Principles of ryegrass growth

Keeping pasture cover within the optimal range helps achieve high growth rates, high utilisation, and high pasture quality.


The correct time to graze ryegrass is when there are 2.5-3 leaves per tiller. For rapid regrowth after grazing, keep post-grazing residuals above 5 cm or 1500 kg DM/ha for dairy or cattle systems, and 3 cm or1200 kg DM/ha for sheep systems.


Ryegrass plant

Perennial ryegrass pasture is made up of many ryegrass tillers. Tillers are found grouped together in clumps, each clump forming a ryegrass plant.
Dairy pastures typically contain 3000-5000 tillers per square metre while sheep pastures contain 8000 or more.
New tillers are produced year-round with peak production usually from October to December. This is why late spring pasture management strongly influences persistence.


Ryegrass tiller

A tiller has a single basal stem, a leaf sheath and a number of leaves. It can have only three green growing leaves at any time.

When the tiller has three leaves it doesn’t stop growing. A fourth (new) leaf is produced, and the first (oldest) leaf starts to die.


Then a fifth leaf is produced, the second leaf dies, and so on. If pasture isn’t grazed, dead older leaves (of little feed value) build up in the base of the pasture.


How quickly do leaves grow?

The time it takes for a tiller to produce a new leaf varies, and depends largely on temperature (in winter) or moisture (in summer). In mid-spring a new leaf may be produced every 8 days while in mid-winter it may be every 17 days.


Tiller growth & yield

As a tiller regrows (as shown below) the initial growth rate is slow, and the first new leaf makes up only 20-25% of the potential yield of a pasture. Growth accelerates with the second leaf, and further with the third leaf.

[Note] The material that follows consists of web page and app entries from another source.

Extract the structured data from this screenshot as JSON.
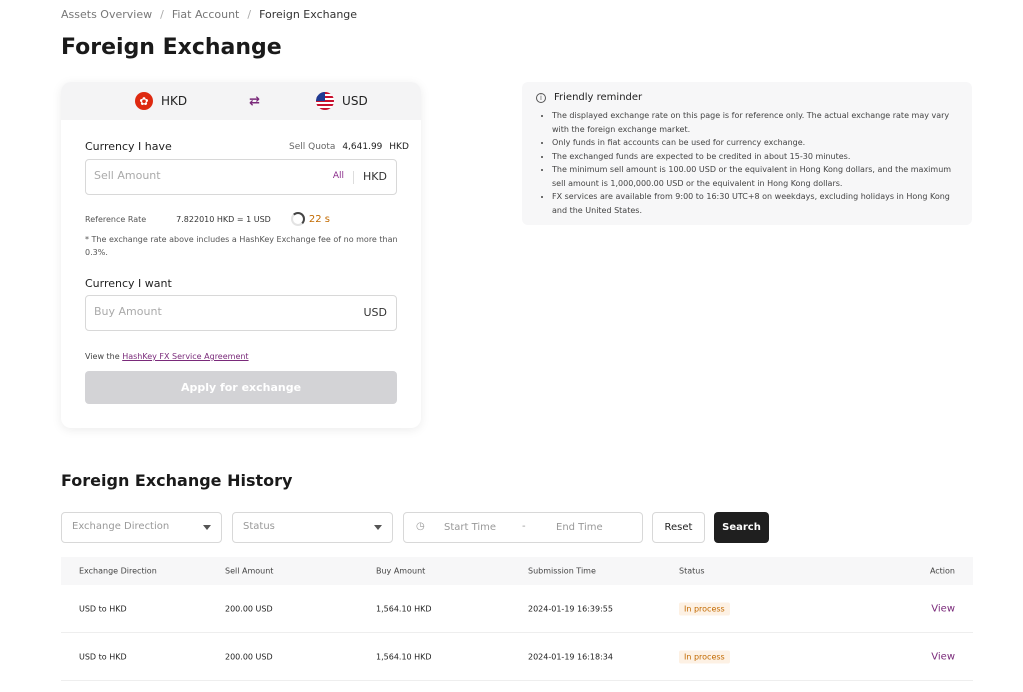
{
  "breadcrumb": [
    "Assets Overview",
    "Fiat Account",
    "Foreign Exchange"
  ],
  "page_title": "Foreign Exchange",
  "exchange": {
    "from_currency": "HKD",
    "to_currency": "USD",
    "have_label": "Currency I have",
    "sell_quota_label": "Sell Quota",
    "sell_quota_value": "4,641.99",
    "sell_quota_unit": "HKD",
    "sell_placeholder": "Sell Amount",
    "all_label": "All",
    "sell_unit": "HKD",
    "ref_rate_label": "Reference Rate",
    "ref_rate_value": "7.822010  HKD = 1 USD",
    "countdown": "22 s",
    "fee_note": "* The exchange rate above includes a HashKey Exchange fee of no more than 0.3%.",
    "want_label": "Currency I want",
    "buy_placeholder": "Buy Amount",
    "buy_unit": "USD",
    "agreement_prefix": "View the",
    "agreement_link": "HashKey FX Service Agreement",
    "apply_label": "Apply for exchange"
  },
  "reminder": {
    "title": "Friendly reminder",
    "items": [
      "The displayed exchange rate on this page is for reference only. The actual exchange rate may vary with the foreign exchange market.",
      "Only funds in fiat accounts can be used for currency exchange.",
      "The exchanged funds are expected to be credited in about 15-30 minutes.",
      "The minimum sell amount is 100.00 USD or the equivalent in Hong Kong dollars, and the maximum sell amount is 1,000,000.00 USD or the equivalent in Hong Kong dollars.",
      "FX services are available from 9:00 to 16:30 UTC+8 on weekdays, excluding holidays in Hong Kong and the United States."
    ]
  },
  "history": {
    "title": "Foreign Exchange History",
    "direction_placeholder": "Exchange Direction",
    "status_placeholder": "Status",
    "start_time": "Start Time",
    "range_sep": "-",
    "end_time": "End Time",
    "reset_label": "Reset",
    "search_label": "Search",
    "columns": [
      "Exchange Direction",
      "Sell Amount",
      "Buy Amount",
      "Submission Time",
      "Status",
      "Action"
    ],
    "rows": [
      {
        "direction": "USD to HKD",
        "sell": "200.00 USD",
        "buy": "1,564.10 HKD",
        "time": "2024-01-19 16:39:55",
        "status": "In process",
        "action": "View"
      },
      {
        "direction": "USD to HKD",
        "sell": "200.00 USD",
        "buy": "1,564.10 HKD",
        "time": "2024-01-19 16:18:34",
        "status": "In process",
        "action": "View"
      }
    ]
  }
}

Simply put, the tiller is moving from one 'solar panel' or leaf to 3. Grazing at 3 leaves per tiller captures most of this growth, with the third leaf producing 40-45% of potential yield.


Re-growth & energy reserves

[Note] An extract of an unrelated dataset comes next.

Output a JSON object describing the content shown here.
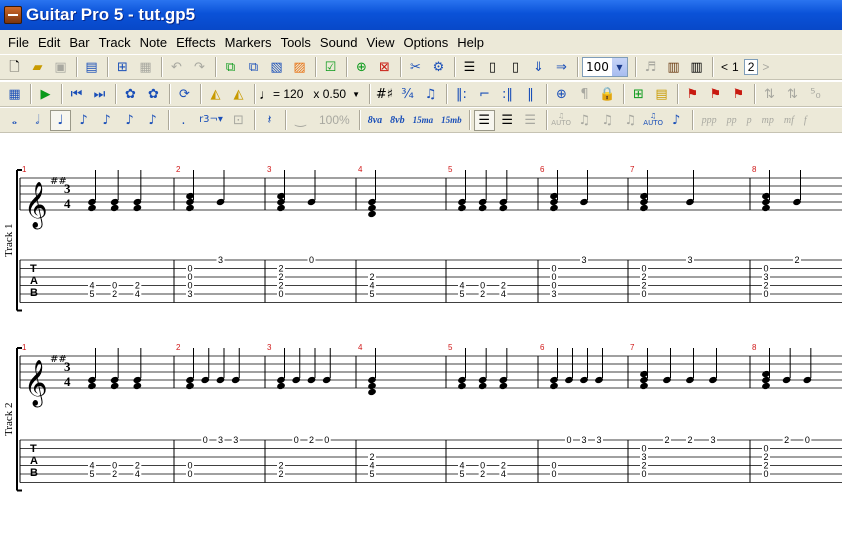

Mostly we sow diploid ryegrass-based pastures and graze them at the 2 - 2.5 leaf stage because this is the easiest way to maintain good residuals. Tetraploid ryegrass-based pastures can change this, because they remain palatable at higher covers. At the Lincoln University Dairy Farm grazing 0.5 leaves/tiller later (at 3500-3600 kg DM/ha) grew around +1.2 t DM/ha/year.

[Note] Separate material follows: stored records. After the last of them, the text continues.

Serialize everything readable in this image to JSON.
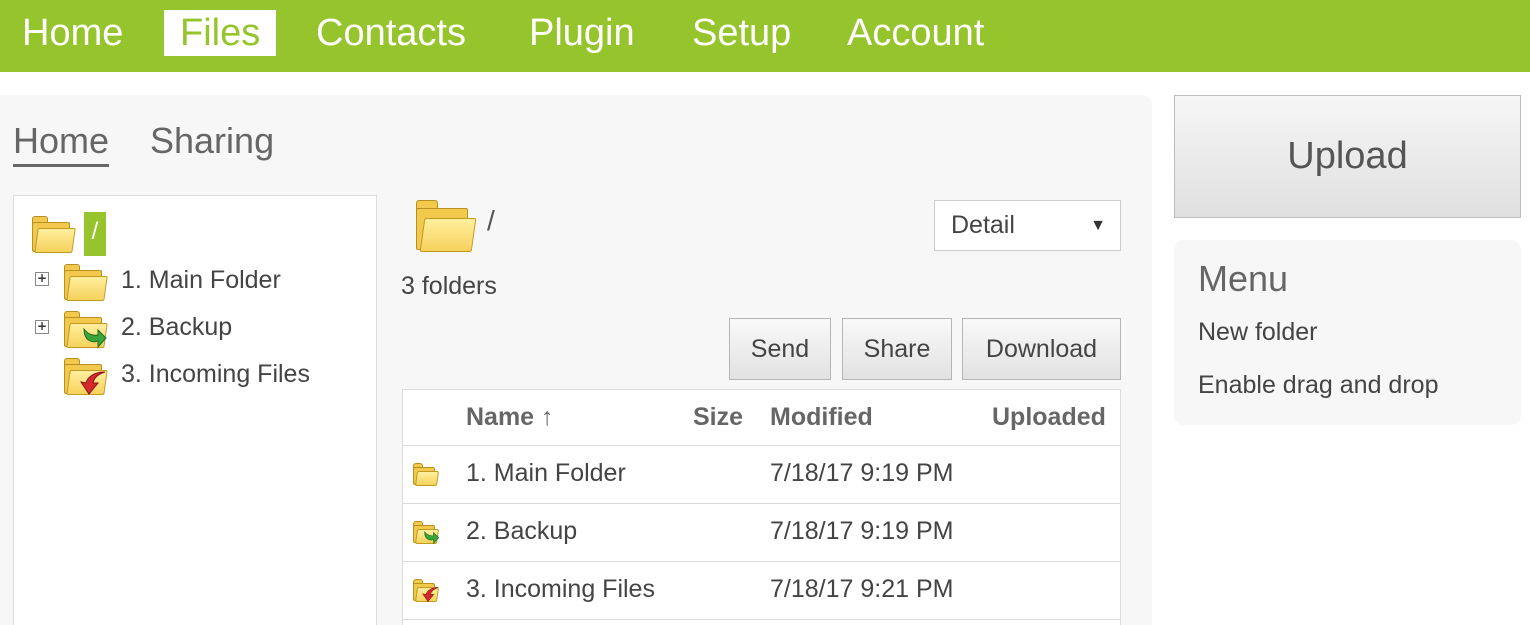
{
  "nav": {
    "items": [
      {
        "label": "Home"
      },
      {
        "label": "Files"
      },
      {
        "label": "Contacts"
      },
      {
        "label": "Plugin"
      },
      {
        "label": "Setup"
      },
      {
        "label": "Account"
      }
    ],
    "active": "Files"
  },
  "subtabs": {
    "home": "Home",
    "sharing": "Sharing"
  },
  "tree": {
    "root_label": "/",
    "items": [
      {
        "label": "1. Main Folder",
        "icon": "folder-icon"
      },
      {
        "label": "2. Backup",
        "icon": "backup-folder-icon"
      },
      {
        "label": "3. Incoming Files",
        "icon": "incoming-folder-icon"
      }
    ]
  },
  "content": {
    "path": "/",
    "folder_count": "3 folders",
    "view_select": "Detail",
    "buttons": {
      "send": "Send",
      "share": "Share",
      "download": "Download"
    },
    "table": {
      "headers": {
        "name": "Name ↑",
        "size": "Size",
        "modified": "Modified",
        "uploaded": "Uploaded"
      },
      "rows": [
        {
          "name": "1. Main Folder",
          "size": "",
          "modified": "7/18/17 9:19 PM",
          "uploaded": ""
        },
        {
          "name": "2. Backup",
          "size": "",
          "modified": "7/18/17 9:19 PM",
          "uploaded": ""
        },
        {
          "name": "3. Incoming Files",
          "size": "",
          "modified": "7/18/17 9:21 PM",
          "uploaded": ""
        }
      ]
    }
  },
  "sidebar": {
    "upload_label": "Upload",
    "menu_title": "Menu",
    "menu_items": [
      {
        "label": "New folder"
      },
      {
        "label": "Enable drag and drop"
      }
    ]
  },
  "colors": {
    "accent": "#95c42d",
    "folder": "#f2c94c",
    "backup_arrow": "#3aa53a",
    "incoming_arrow": "#d42a2a"
  }
}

The regrowth cycle initially relies on the energy reserves plants store as carbohydrate in the basal stems. Immediately after grazing plants rely on these to provide energy for regrowth until the first new leaf is produced (see middle diagram). With the first new leaf, photosynthesis then becomes the main energy source for growth of subsequent leaves as well as replenishing carbohydrate reserve stores.


Regrowth, energy reserves & yield per leaf



Ryegrass does best under a consistent cycle of grazing, as summarised below.

When to graze

The optimal time to graze pastures to achieve both high growth rates and high pasture quality is when tillers show an average of 2.5-3 leaves. To assess this, check several tillers in a pasture, as they vary. (Ignore older leaves left over from the last grazing). At the correct stage, tillers will have a third leaf, varying from half to fully developed.


Grazing too early

Grazing before or at 2 leaves per tiller reduces both yield and regrowth as it does not allow plant reserves to be fully restored (see page 100). This is particularly important after extended summer dry periods, when plants are under stress. Nipping off the first leaf growth after rain, before tillers have 2.5-3 new leaves, can kill plants.


Grazing too late

If a pasture is left to grow too long (>3500 kg DM/ha) it continues to produce new leaves, but older leaves die off. Dying leaves accumulate in the base of the pasture. These reduce pasture quality, lower pasture utilisation and can cause disease. Long or dying pasture creates a favourable environment for pests, diseases and fungal spores (e.g. rust, facial eczema). High covers (>3,500kg DM/ha) also compromise your clover growth because not enough light reaches the base of the pasture.
Grazing too late usually happens in periods of rapid growth, when multiple paddocks are ready to graze simultaneously. Monitor growth; if necessary remove paddocks from grazing to cut for supplementary feed, or pre-graze or post-graze mow.


Grazing too low

Grazing below normal residual height can significantly reduce regrowth and animal performance, as you are grazing into the plant energy reserves. Graze to the same height each time.



The secret to good grazing management is keeping pastures in the right 'grazing window' - maintaining consistent post-grazing residuals, and grazing at the right time.